Type out the listing again, exactly, with every line included.

#####

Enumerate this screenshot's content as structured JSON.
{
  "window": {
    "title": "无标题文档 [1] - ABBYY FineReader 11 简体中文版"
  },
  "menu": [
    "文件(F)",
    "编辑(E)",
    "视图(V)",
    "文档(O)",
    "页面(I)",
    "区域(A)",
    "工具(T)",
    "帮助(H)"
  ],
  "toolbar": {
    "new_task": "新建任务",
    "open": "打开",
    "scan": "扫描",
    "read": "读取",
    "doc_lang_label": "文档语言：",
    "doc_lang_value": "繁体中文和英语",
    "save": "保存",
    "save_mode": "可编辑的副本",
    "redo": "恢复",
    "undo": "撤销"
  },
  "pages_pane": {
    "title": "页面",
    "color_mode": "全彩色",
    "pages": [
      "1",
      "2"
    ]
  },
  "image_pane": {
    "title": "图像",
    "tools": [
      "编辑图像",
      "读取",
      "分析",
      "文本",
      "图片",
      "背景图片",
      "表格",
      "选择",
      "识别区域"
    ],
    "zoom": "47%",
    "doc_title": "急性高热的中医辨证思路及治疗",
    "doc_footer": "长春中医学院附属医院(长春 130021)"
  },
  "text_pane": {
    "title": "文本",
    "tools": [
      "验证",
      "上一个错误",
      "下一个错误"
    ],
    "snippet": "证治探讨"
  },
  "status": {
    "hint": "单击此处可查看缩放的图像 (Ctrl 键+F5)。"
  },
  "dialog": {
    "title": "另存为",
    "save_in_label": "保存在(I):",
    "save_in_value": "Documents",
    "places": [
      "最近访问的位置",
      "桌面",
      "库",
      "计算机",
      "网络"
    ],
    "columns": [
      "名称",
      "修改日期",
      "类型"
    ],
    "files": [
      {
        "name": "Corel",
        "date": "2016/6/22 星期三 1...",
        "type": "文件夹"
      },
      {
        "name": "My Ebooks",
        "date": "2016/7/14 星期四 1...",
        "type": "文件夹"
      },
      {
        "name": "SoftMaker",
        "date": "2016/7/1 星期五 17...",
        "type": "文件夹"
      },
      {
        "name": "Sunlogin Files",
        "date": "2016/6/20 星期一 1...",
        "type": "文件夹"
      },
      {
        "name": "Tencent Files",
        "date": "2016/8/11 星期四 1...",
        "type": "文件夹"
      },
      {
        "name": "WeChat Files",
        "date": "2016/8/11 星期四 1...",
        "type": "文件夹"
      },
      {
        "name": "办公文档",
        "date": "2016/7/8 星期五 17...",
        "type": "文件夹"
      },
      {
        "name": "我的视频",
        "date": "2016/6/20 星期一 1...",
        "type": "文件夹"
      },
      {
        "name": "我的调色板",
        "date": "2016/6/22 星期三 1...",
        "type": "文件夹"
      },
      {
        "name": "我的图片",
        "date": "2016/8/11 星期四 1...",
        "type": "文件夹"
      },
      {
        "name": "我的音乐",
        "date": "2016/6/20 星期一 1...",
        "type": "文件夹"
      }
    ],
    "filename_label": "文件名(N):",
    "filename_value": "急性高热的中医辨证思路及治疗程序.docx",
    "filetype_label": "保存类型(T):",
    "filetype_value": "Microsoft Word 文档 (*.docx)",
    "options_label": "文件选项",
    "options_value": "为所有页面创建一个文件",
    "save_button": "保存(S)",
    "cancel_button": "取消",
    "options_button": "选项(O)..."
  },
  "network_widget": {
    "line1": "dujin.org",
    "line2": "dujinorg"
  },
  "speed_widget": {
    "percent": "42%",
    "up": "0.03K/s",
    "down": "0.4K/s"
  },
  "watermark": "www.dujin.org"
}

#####

• [ANSWER FOR THIS EXERCISE]
Enumerate this screenshot's content as structured JSON.
{
  "window": {
    "title": "无标题文档 [1] - ABBYY FineReader 11 简体中文版"
  },
  "menu": [
    "文件(F)",
    "编辑(E)",
    "视图(V)",
    "文档(O)",
    "页面(I)",
    "区域(A)",
    "工具(T)",
    "帮助(H)"
  ],
  "toolbar": {
    "new_task": "新建任务",
    "open": "打开",
    "scan": "扫描",
    "read": "读取",
    "doc_lang_label": "文档语言：",
    "doc_lang_value": "繁体中文和英语",
    "save": "保存",
    "save_mode": "可编辑的副本",
    "redo": "恢复",
    "undo": "撤销"
  },
  "pages_pane": {
    "title": "页面",
    "color_mode": "全彩色",
    "pages": [
      "1",
      "2"
    ]
  },
  "image_pane": {
    "title": "图像",
    "tools": [
      "编辑图像",
      "读取",
      "分析",
      "文本",
      "图片",
      "背景图片",
      "表格",
      "选择",
      "识别区域"
    ],
    "zoom": "47%",
    "doc_title": "急性高热的中医辨证思路及治疗",
    "doc_footer": "长春中医学院附属医院(长春 130021)"
  },
  "text_pane": {
    "title": "文本",
    "tools": [
      "验证",
      "上一个错误",
      "下一个错误"
    ],
    "snippet": "证治探讨"
  },
  "status": {
    "hint": "单击此处可查看缩放的图像 (Ctrl 键+F5)。"
  },
  "dialog": {
    "title": "另存为",
    "save_in_label": "保存在(I):",
    "save_in_value": "Documents",
    "places": [
      "最近访问的位置",
      "桌面",
      "库",
      "计算机",
      "网络"
    ],
    "columns": [
      "名称",
      "修改日期",
      "类型"
    ],
    "files": [
      {
        "name": "Corel",
        "date": "2016/6/22 星期三 1...",
        "type": "文件夹"
      },
      {
        "name": "My Ebooks",
        "date": "2016/7/14 星期四 1...",
        "type": "文件夹"
      },
      {
        "name": "SoftMaker",
        "date": "2016/7/1 星期五 17...",
        "type": "文件夹"
      },
      {
        "name": "Sunlogin Files",
        "date": "2016/6/20 星期一 1...",
        "type": "文件夹"
      },
      {
        "name": "Tencent Files",
        "date": "2016/8/11 星期四 1...",
        "type": "文件夹"
      },
      {
        "name": "WeChat Files",
        "date": "2016/8/11 星期四 1...",
        "type": "文件夹"
      },
      {
        "name": "办公文档",
        "date": "2016/7/8 星期五 17...",
        "type": "文件夹"
      },
      {
        "name": "我的视频",
        "date": "2016/6/20 星期一 1...",
        "type": "文件夹"
      },
      {
        "name": "我的调色板",
        "date": "2016/6/22 星期三 1...",
        "type": "文件夹"
      },
      {
        "name": "我的图片",
        "date": "2016/8/11 星期四 1...",
        "type": "文件夹"
      },
      {
        "name": "我的音乐",
        "date": "2016/6/20 星期一 1...",
        "type": "文件夹"
      }
    ],
    "filename_label": "文件名(N):",
    "filename_value": "急性高热的中医辨证思路及治疗程序.docx",
    "filetype_label": "保存类型(T):",
    "filetype_value": "Microsoft Word 文档 (*.docx)",
    "options_label": "文件选项",
    "options_value": "为所有页面创建一个文件",
    "save_button": "保存(S)",
    "cancel_button": "取消",
    "options_button": "选项(O)..."
  },
  "network_widget": {
    "line1": "dujin.org",
    "line2": "dujinorg"
  },
  "speed_widget": {
    "percent": "42%",
    "up": "0.03K/s",
    "down": "0.4K/s"
  },
  "watermark": "www.dujin.org"
}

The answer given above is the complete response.